W3C

World Wide Web Consortium Releases New Draft of Patent Policy

Community and Member Feedback Shapes New Royalty-Free Draft

Contact America --
Janet Daly, <janet@w3.org>, +1.617.253.5884 or +1.617.253.2613
Contact Europe --
Marie-Claire Forgue, <mcf@w3.org>, +33.492.38.75.94
Contact Asia --
Saeko Takeuchi <saeko@w3.org>, +81.466.49.1170

(also available in French and Japanese)


http://www.w3.org/ -- 26 February 2002 -- The World Wide Web Consortium (W3C) today published a revised Patent Policy Working Draft which is based on strong, explicit commitments to producing Royalty-Free (RF) specifications. To achieve the goal of producing Royalty-Free specifications, the draft requires all who participate in the development of W3C Recommendations to make any essential patents they hold available for free.

The option which would have permitted W3C Members the option to charge for the use of patented technologies in W3C Recommendations (called "reasonable and non-discriminatory terms", or RAND) has been removed, pending final resolution of the question of what role RAND technologies should play in Web standards.

W3C Patent Policy Draft Incorporates Public and Member Feedback

Since the August publication of the first public Working Draft of the W3C Patent Policy, the Patent Policy Working Group has received thousands of email messages from both W3C Members and the public, with questions and concerns regarding the document. Many of the constructive suggestions provided direction and points of discussion for the Working Group. The Patent Policy Working Group has invited Members of the Open Source community as participants and has published publicly-readable minutes for each meeting.

W3C Makes Formal Commitment to Royalty-Free Specifications

The new Patent Policy Working Draft differs from the previous draft in three significant ways:

Though the final W3C Patent Policy is still under development (this recent draft is a version of what will become the final policy), W3C's current operating procedure with respect to patents already contains a firm commitment to Royalty-Free standards.

Work Continues, Additional Drafts in 2002

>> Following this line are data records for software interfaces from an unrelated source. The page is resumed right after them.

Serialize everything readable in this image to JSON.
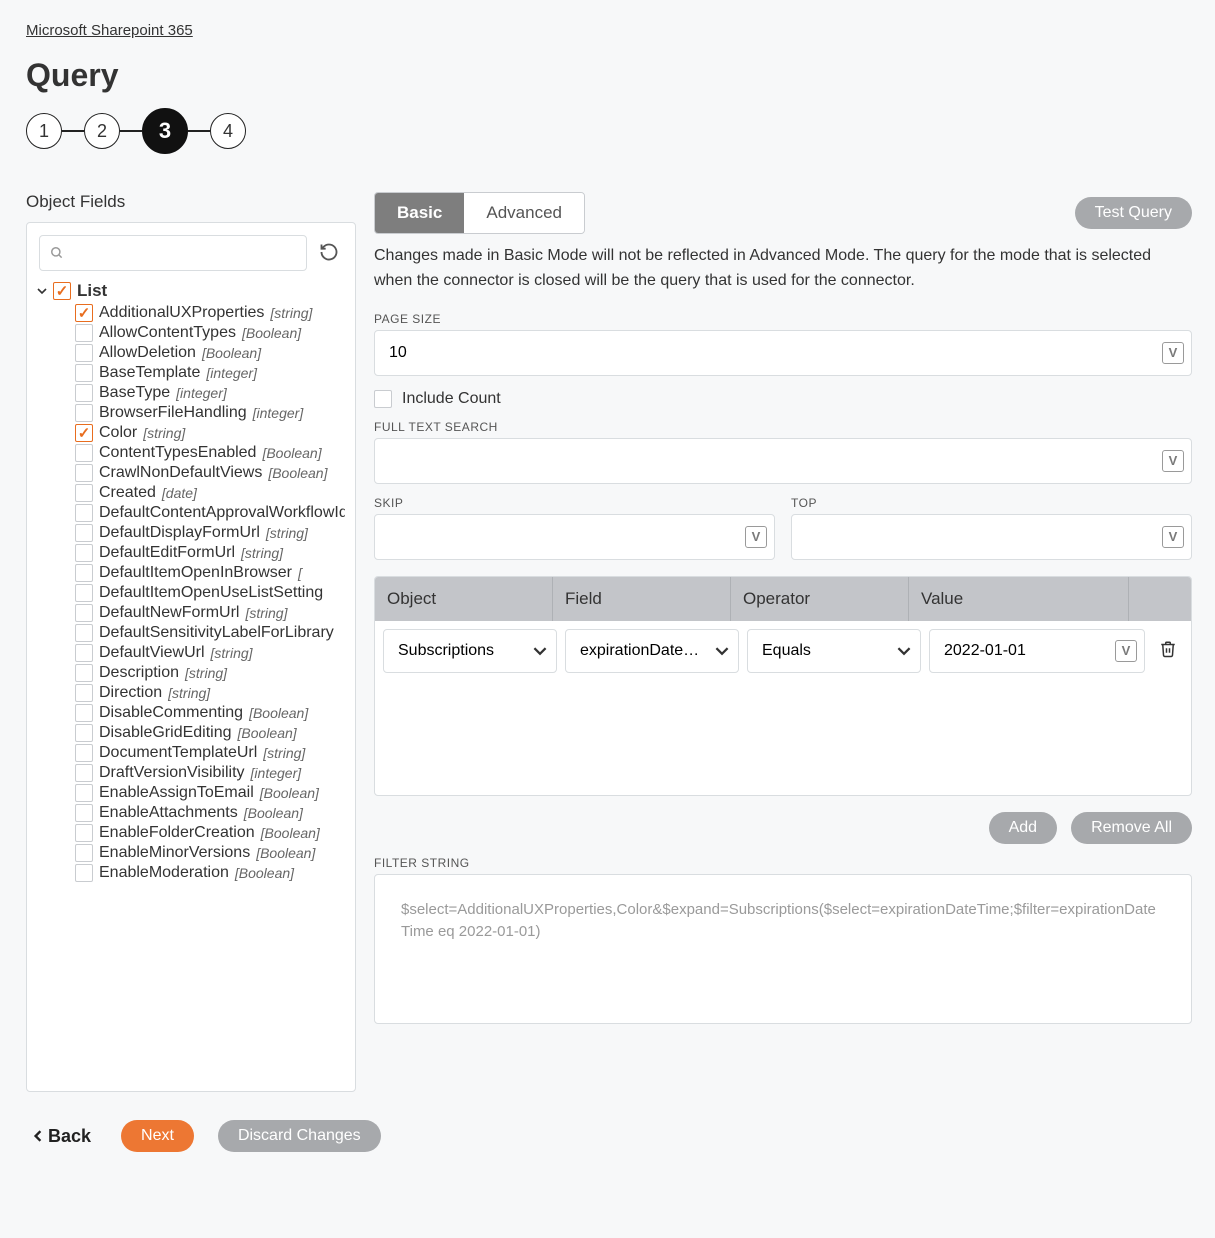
{
  "breadcrumb": "Microsoft Sharepoint 365",
  "title": "Query",
  "steps": [
    "1",
    "2",
    "3",
    "4"
  ],
  "active_step_index": 2,
  "left": {
    "heading": "Object Fields",
    "root_label": "List",
    "root_checked": true,
    "fields": [
      {
        "name": "AdditionalUXProperties",
        "type": "[string]",
        "checked": true
      },
      {
        "name": "AllowContentTypes",
        "type": "[Boolean]",
        "checked": false
      },
      {
        "name": "AllowDeletion",
        "type": "[Boolean]",
        "checked": false
      },
      {
        "name": "BaseTemplate",
        "type": "[integer]",
        "checked": false
      },
      {
        "name": "BaseType",
        "type": "[integer]",
        "checked": false
      },
      {
        "name": "BrowserFileHandling",
        "type": "[integer]",
        "checked": false
      },
      {
        "name": "Color",
        "type": "[string]",
        "checked": true
      },
      {
        "name": "ContentTypesEnabled",
        "type": "[Boolean]",
        "checked": false
      },
      {
        "name": "CrawlNonDefaultViews",
        "type": "[Boolean]",
        "checked": false
      },
      {
        "name": "Created",
        "type": "[date]",
        "checked": false
      },
      {
        "name": "DefaultContentApprovalWorkflowId",
        "type": "",
        "checked": false
      },
      {
        "name": "DefaultDisplayFormUrl",
        "type": "[string]",
        "checked": false
      },
      {
        "name": "DefaultEditFormUrl",
        "type": "[string]",
        "checked": false
      },
      {
        "name": "DefaultItemOpenInBrowser",
        "type": "[",
        "checked": false
      },
      {
        "name": "DefaultItemOpenUseListSetting",
        "type": "",
        "checked": false
      },
      {
        "name": "DefaultNewFormUrl",
        "type": "[string]",
        "checked": false
      },
      {
        "name": "DefaultSensitivityLabelForLibrary",
        "type": "",
        "checked": false
      },
      {
        "name": "DefaultViewUrl",
        "type": "[string]",
        "checked": false
      },
      {
        "name": "Description",
        "type": "[string]",
        "checked": false
      },
      {
        "name": "Direction",
        "type": "[string]",
        "checked": false
      },
      {
        "name": "DisableCommenting",
        "type": "[Boolean]",
        "checked": false
      },
      {
        "name": "DisableGridEditing",
        "type": "[Boolean]",
        "checked": false
      },
      {
        "name": "DocumentTemplateUrl",
        "type": "[string]",
        "checked": false
      },
      {
        "name": "DraftVersionVisibility",
        "type": "[integer]",
        "checked": false
      },
      {
        "name": "EnableAssignToEmail",
        "type": "[Boolean]",
        "checked": false
      },
      {
        "name": "EnableAttachments",
        "type": "[Boolean]",
        "checked": false
      },
      {
        "name": "EnableFolderCreation",
        "type": "[Boolean]",
        "checked": false
      },
      {
        "name": "EnableMinorVersions",
        "type": "[Boolean]",
        "checked": false
      },
      {
        "name": "EnableModeration",
        "type": "[Boolean]",
        "checked": false
      }
    ]
  },
  "right": {
    "tabs": {
      "basic": "Basic",
      "advanced": "Advanced"
    },
    "test_query": "Test Query",
    "helper": "Changes made in Basic Mode will not be reflected in Advanced Mode. The query for the mode that is selected when the connector is closed will be the query that is used for the connector.",
    "page_size_label": "PAGE SIZE",
    "page_size_value": "10",
    "include_count": "Include Count",
    "full_text_label": "FULL TEXT SEARCH",
    "full_text_value": "",
    "skip_label": "SKIP",
    "skip_value": "",
    "top_label": "TOP",
    "top_value": "",
    "table": {
      "headers": {
        "object": "Object",
        "field": "Field",
        "operator": "Operator",
        "value": "Value"
      },
      "row": {
        "object": "Subscriptions",
        "field": "expirationDateTi...",
        "operator": "Equals",
        "value": "2022-01-01"
      }
    },
    "add": "Add",
    "remove_all": "Remove All",
    "filter_label": "FILTER STRING",
    "filter_value": "$select=AdditionalUXProperties,Color&$expand=Subscriptions($select=expirationDateTime;$filter=expirationDateTime eq 2022-01-01)"
  },
  "footer": {
    "back": "Back",
    "next": "Next",
    "discard": "Discard Changes"
  }
}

The Patent Policy Working Group seeks public comment on this new Working Draft and encourages the larger Web community to be aware of the state of discussions within the Consortium. As with the previous draft, public comments are considered valuable, and will be taken into account for future revisions. Though the basic outline of this policy is now stable, it remains a work in progress, with several significant issues remaining unresolved.

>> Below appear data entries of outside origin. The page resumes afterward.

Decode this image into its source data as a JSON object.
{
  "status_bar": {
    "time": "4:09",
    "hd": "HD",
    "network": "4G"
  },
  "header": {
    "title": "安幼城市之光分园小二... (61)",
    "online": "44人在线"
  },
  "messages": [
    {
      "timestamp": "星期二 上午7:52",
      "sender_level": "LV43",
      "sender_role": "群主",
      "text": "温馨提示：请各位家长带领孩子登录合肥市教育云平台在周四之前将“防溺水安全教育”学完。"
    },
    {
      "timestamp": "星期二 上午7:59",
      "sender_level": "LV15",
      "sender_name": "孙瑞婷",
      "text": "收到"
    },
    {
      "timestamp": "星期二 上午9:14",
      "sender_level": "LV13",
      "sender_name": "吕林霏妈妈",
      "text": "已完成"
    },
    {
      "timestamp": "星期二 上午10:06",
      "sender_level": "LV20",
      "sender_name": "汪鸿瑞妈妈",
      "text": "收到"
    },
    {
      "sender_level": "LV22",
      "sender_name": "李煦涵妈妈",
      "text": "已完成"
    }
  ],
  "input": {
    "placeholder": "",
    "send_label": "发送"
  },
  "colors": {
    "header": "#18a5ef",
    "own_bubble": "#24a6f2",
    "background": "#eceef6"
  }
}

Notably, neither the Patent Policy Working Group, nor the W3C Membership as a whole has a final decision about what role, if any, RAND technologies will play in the final policy. Both public and Member comments had a significant impact on the direction of the policy, which puts priority on developing RF specifications. However, many W3C Members feel that there should be a way of dealing with technologies only available on RAND terms within the W3C Process, at least on an exceptional basis. This issue remains a focus of continued discussion.

There also remain questions about how the terms of the royalty-free license as defined in this policy will interact with various Open Source licenses. Though the Patent Policy Working Group believes that the RF license as proposed is compatible with most major Open Source licenses, there are still questions about interaction with the GPL. The Patent Policy Working Group is working toward resolution of GPL-related issues.

Before the patent policy is finalized, at least one more public draft will be released for review this year. Following the normal W3C Process for approving technical Recommendations, after the publication and review period for a Last Call Working Draft, the Working Group plans to prepare a final draft (Proposed Recommendation) for W3C Advisory Committee Review, after which the Director will determine the final disposition of the policy.

About the World Wide Web Consortium [W3C]

The W3C was created to lead the Web to its full potential by developing common protocols that promote its evolution and ensure its interoperability. It is an international industry consortium jointly run by the MIT Laboratory for Computer Science (MIT LCS) in the USA, the National Institute for Research in Computer Science and Control (INRIA) in France and Keio University in Japan. Services provided by the Consortium include: a repository of information about the World Wide Web for developers and users, and various prototype and sample applications to demonstrate use of new technology. To date, over 500 organizations are Members of the Consortium. For more information see http://www.w3.org/